Neva Goodwin, the economics textbook author, professor at Tufts and co-director of the New Economics Institute, brought out a very important but rarely mentioned sustainability issue, that as hitting the limits to growth creates more and more difficult environments to work in, labor (and technology as automated labor) return less value for the material invested. Labor today is requiring higher and higher individual investments of education and effort for relatively shrinking returns. That’s parallel to the declining resource productivity seen in it taking ever more energy to find more energy, as declining EROI, the subject of Charlie Hall’s special collection of papers that my SEA paper on energy accounting is in.
Why I mention Dot Earth is that this subject caught some attention there, in recognition of my comment on how this affected global warming too , also displayed as common pattern of wonderful discussions of “the problem” shifting to shaky discussions of “the solutions”. The panel of all six speakers discussing The Limits to Growth was called on for solutions, posed as “why don’t we act”. I noticed nearly all the panel switching from scientific to social thinking. I think that’s what we all naturally fall back on when science offers no sound basis, such as for understanding how self-managing systems like economies work or what steers them. I’ve noticed that same switch at many other conferences too, from highly expert problem analysis to problematic wishful solutions. Most often the comments have the sense “we must to do something”, “everyone can join together” and “we can be more efficient”.

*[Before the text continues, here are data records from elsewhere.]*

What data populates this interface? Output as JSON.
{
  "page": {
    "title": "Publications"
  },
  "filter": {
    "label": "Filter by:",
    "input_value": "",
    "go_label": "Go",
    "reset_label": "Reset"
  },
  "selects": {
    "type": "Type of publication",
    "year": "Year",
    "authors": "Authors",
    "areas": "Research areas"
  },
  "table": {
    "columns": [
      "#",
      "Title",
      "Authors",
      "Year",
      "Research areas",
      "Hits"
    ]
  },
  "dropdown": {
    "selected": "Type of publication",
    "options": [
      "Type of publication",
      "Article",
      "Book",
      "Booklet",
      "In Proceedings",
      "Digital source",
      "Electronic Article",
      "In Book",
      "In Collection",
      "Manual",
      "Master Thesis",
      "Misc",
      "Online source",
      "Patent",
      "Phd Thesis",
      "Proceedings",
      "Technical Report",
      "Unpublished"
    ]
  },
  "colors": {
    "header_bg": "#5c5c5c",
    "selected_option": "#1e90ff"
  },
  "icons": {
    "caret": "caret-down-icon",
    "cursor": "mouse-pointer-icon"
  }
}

Maybe the most notable characteristic of economies, of course, is how they have always actively joined everyone together in dong things to become more and more efficient. That’s the essence of growth, with efficiency devoted to making profits. If you apply efficiency to multiply profits that naturally results in economies consuming more and more, not less and less, and that’s what the success of the economy seems based on. There were other good observations, but the best answer to why we don’t act on such pressing common needs seemed to be from Dennis Meadows. He said he had studied it all his life and he didn’t know.